▸ **Items from an interface collection**:
□ □ □ □
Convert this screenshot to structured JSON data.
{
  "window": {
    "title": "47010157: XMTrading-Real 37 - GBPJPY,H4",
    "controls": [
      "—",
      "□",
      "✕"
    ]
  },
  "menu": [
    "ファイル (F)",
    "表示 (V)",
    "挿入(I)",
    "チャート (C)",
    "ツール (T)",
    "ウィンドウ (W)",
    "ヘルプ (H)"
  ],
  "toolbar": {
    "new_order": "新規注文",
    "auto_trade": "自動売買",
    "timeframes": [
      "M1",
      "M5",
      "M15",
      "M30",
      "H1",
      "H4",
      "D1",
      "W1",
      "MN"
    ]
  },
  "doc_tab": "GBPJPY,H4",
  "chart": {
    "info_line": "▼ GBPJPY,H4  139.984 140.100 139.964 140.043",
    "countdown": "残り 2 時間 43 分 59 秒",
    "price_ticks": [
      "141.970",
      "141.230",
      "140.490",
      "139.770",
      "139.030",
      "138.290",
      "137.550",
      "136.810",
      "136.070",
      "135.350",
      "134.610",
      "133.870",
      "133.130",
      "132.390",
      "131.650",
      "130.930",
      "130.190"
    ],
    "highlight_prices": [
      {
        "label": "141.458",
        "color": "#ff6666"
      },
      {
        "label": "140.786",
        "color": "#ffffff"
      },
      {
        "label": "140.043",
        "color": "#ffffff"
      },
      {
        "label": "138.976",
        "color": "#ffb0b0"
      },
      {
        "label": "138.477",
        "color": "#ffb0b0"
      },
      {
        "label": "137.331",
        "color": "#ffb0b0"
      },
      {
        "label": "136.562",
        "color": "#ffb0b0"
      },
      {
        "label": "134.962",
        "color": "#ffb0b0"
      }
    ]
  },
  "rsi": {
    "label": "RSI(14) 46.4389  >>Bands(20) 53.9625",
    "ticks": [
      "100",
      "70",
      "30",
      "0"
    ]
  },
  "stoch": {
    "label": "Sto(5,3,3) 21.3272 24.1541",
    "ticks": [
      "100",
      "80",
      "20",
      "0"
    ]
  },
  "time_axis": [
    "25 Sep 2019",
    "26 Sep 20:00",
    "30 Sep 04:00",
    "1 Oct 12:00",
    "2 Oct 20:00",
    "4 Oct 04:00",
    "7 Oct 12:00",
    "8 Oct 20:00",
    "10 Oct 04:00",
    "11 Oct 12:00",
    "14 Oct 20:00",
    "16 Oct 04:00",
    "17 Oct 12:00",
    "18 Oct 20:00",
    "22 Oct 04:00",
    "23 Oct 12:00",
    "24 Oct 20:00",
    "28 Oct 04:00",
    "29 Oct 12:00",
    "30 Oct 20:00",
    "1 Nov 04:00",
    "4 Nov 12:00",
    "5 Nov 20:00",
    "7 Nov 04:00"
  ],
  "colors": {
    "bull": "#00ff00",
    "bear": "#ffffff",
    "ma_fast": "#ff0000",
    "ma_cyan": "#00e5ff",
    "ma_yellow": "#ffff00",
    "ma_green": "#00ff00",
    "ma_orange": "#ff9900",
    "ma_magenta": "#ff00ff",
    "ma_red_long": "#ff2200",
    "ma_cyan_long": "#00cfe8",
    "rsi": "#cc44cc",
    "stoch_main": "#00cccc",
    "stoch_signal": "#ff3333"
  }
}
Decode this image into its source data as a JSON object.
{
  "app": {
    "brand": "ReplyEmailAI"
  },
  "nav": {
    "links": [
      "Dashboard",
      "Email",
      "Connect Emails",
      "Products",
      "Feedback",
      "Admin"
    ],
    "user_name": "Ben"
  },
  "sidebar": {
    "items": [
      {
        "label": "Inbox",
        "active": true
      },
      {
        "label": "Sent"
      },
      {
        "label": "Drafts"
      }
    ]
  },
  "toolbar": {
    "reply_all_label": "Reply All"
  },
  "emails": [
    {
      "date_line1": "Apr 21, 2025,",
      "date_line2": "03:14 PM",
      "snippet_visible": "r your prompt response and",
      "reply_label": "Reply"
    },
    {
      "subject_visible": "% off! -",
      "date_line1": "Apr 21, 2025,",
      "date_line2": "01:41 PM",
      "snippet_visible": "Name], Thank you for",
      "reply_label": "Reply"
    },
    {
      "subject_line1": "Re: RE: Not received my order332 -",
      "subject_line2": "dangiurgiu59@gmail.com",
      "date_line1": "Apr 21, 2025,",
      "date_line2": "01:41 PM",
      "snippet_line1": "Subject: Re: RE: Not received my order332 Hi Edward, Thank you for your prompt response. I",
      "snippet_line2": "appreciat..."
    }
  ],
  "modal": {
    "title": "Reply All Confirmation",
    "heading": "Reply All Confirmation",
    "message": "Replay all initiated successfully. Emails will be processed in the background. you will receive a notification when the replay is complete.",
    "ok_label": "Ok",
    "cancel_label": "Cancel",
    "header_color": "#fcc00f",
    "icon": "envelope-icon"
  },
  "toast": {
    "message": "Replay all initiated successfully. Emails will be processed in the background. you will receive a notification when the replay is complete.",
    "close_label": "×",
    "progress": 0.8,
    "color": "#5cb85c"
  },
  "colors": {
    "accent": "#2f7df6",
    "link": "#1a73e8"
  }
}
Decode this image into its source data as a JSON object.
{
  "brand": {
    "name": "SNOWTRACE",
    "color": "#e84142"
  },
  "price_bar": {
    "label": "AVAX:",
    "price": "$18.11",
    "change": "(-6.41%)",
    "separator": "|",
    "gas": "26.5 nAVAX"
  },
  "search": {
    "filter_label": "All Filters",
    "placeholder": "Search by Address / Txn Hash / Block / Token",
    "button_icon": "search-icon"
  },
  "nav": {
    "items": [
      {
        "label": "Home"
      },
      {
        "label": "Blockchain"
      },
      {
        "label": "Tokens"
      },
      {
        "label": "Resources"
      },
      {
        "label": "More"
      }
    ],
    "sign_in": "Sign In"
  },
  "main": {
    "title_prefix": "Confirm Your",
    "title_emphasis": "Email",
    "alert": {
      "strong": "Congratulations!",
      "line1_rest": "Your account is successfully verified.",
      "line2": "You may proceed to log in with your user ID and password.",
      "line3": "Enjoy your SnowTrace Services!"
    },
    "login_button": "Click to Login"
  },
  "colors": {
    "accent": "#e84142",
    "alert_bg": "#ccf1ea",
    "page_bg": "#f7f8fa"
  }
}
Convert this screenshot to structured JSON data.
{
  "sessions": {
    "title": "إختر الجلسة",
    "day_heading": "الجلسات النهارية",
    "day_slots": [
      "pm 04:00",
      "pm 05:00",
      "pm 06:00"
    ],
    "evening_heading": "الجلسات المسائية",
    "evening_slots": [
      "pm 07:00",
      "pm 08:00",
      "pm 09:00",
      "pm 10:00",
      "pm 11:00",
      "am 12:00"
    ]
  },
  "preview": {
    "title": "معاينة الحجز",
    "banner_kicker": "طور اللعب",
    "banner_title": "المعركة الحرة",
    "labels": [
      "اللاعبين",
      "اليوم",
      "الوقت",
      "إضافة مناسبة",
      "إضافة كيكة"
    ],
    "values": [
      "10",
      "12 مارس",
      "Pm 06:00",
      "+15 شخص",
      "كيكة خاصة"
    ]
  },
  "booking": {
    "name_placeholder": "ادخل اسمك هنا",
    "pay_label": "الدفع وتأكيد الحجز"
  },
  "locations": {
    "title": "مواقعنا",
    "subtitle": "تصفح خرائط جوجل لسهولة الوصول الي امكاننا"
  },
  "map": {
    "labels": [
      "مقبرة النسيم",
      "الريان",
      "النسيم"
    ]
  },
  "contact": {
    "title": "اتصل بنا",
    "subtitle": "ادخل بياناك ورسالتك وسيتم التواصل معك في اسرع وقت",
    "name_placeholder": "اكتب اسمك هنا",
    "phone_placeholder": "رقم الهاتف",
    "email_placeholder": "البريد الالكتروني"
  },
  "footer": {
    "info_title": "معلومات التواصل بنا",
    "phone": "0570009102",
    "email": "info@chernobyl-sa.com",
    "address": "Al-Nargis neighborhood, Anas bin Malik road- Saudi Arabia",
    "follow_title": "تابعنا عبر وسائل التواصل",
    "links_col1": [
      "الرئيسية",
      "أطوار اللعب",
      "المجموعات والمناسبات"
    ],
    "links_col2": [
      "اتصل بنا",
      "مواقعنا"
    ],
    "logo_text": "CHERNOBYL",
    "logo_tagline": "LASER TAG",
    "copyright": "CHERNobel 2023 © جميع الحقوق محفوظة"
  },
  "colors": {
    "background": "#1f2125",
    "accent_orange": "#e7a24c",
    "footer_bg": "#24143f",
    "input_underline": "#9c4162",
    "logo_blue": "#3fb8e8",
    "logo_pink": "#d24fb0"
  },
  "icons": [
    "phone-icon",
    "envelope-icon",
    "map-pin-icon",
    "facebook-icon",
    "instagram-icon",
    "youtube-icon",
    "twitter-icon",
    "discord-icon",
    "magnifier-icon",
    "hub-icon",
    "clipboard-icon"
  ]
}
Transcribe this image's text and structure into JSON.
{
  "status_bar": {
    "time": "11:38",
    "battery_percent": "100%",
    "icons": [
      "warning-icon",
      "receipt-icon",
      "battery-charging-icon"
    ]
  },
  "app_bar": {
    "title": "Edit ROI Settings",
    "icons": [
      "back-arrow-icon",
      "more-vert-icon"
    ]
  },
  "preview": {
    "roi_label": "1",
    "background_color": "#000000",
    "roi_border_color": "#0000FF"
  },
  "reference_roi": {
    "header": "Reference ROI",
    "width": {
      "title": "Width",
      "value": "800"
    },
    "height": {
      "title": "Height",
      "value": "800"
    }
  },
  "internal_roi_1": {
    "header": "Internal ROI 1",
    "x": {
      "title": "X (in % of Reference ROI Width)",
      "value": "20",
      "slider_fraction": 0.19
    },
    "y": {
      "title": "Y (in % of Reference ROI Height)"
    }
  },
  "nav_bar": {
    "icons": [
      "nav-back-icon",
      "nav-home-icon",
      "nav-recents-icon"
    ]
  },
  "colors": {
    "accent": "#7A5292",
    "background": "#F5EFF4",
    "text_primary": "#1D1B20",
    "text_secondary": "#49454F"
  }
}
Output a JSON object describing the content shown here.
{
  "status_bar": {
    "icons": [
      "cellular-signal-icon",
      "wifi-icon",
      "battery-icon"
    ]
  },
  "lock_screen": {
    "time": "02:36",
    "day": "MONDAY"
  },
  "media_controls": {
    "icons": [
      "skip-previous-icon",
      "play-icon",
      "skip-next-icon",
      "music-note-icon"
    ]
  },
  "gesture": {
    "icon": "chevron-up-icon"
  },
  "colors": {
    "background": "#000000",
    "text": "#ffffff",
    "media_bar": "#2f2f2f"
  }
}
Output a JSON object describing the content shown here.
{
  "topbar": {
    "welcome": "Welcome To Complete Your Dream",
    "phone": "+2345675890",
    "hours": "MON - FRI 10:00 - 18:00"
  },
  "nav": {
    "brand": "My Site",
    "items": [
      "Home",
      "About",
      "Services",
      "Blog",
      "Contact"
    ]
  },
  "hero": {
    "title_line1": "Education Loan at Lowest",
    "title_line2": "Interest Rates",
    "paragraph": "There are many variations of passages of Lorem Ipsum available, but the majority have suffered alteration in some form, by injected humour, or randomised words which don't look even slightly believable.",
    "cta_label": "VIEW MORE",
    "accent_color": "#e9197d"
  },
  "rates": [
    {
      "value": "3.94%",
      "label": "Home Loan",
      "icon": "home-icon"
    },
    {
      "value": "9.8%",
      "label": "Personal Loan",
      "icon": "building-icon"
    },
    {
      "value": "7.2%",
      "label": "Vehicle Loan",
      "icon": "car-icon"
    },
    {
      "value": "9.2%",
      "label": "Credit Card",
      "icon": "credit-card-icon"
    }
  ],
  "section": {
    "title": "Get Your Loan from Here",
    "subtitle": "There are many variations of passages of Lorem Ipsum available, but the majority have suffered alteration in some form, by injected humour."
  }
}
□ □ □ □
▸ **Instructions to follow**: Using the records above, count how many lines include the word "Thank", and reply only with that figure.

▸ **The completed task**: 2